Gee & Ursula: Apology for handling of Kent police officer who posted Nazi emblem fixes little
Kent Mayor Dana Ralph and Police Chief Rafael Padilla are calling for the separation of Kent Assistant Police Chief Derek Kammerzell, who displayed Nazi iconography in his office in the summer of 2020.
In a video statement released late last week, Ralph and Padilla apologized for the delay in the separation request, explaining that the prior disciplinary measure against Kammerzell — two weeks of administrative leave — was intended to avoid reinstatement of Kammerzell through arbitration, tantamount to backlash from the police union.
“In my opinion, having an officer reinstated by an arbitrator, with back pay, becoming virtually untouchable from that point forward is a far worse outcome than issuing discipline, even lower levels of discipline, that ensure the employee receives corrective action and can be held accountable with progressive discipline including termination if the misconduct occurs again,” Padilla said in the video.
Padilla reports that in September 2020, an internal affairs investigation was launched after Kent police officers reported that Kammerzell placed a printout of the rank insignia for Nazi SS General on the door to his office.
Other allegations include his grooming of facial hair in resemblance of Adolf Hitler, as well as misrepresenting his intent with the display of the Schutzstaffel, or SS, rank, claiming that he did not understand its significance.
The Seattle Times reports that the incident came to light via a public disclosure request from citizen watchdog group No Secret Police.
Kammerzell was placed on administrative leave in July 2021, during which he was able to use paid vacation time. Padilla claims the officer was not separated at the time, as the law firm hired in consultation deemed there was not sufficient evidence for such action. Padilla adds that Kammerzell’s 27 years of service without prior discipline further influenced their decision.
Yet when the story resurfaced in recent weeks after the release of the public disclosure, backlash emphasized the need to further discipline Kammerzell, regardless of the legal costs associated with the subsequent punishment in a case that had been previously “resolved” in the summer.
“We understood that our collaborative decision on this matter wasn’t enough,” Ralph said in the statement. “And I want to apologize to our residents, businesses, and everyone that have been impacted by this decision. Honestly, we tried to mitigate the possibility that the city would face legal retaliation and an overturned termination. It is clear to me now that that decision did not go far enough.”

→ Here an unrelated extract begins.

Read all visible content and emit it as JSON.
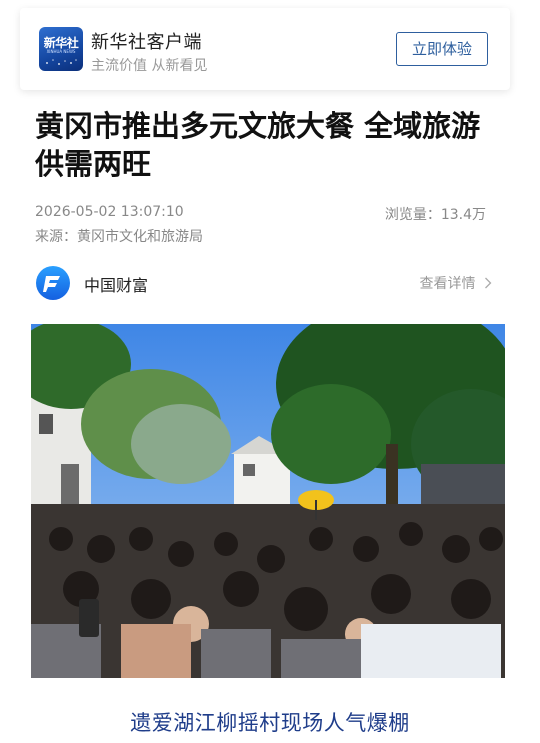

The two jointly confirmed that Kent Police Department will separate Kammerzell.
“I strongly condemn the actions of the employee and I want our community to know that I believe that the only appropriate resolution of this matter is that Derek Kammerzell not be a part of our organization going forward,” Padilla concluded.
KIRO Radio host Gee Scott says the apology is simply not enough.
“I am losing my mind here,” Gee said Monday on the Gee and Ursula Show. “The mayor just admitted that Kammerzell is in the wrong, but still chose not to fire the officer because she is afraid of the union. Stop peeing on my leg and telling me that it’s rain. This is unbelievable.”
“They are saying they’re embarrassed, I will give them that,” host Ursula Reutin retorted. “They’re basically saying now that he cannot keep his job, but they’re going to have to pay out a huge amount of money. Under police union rules, you cannot discipline someone after they’ve already been disciplined.”
“The only reason we are discussing this is because the public said ‘we don’t like it’ — that’s when it became a problem,” she added. “It wasn’t a problem before because you were worried about having to pay out some money. So until further notice, I don’t think anything’s fixed. That goes for the mayor and it goes for the police chief of Kent.
Listen to the Gee and Ursula Show weekday mornings from 9 a.m. – 12 p.m. on KIRO Radio, 97.3 FM. Subscribe to the podcast here.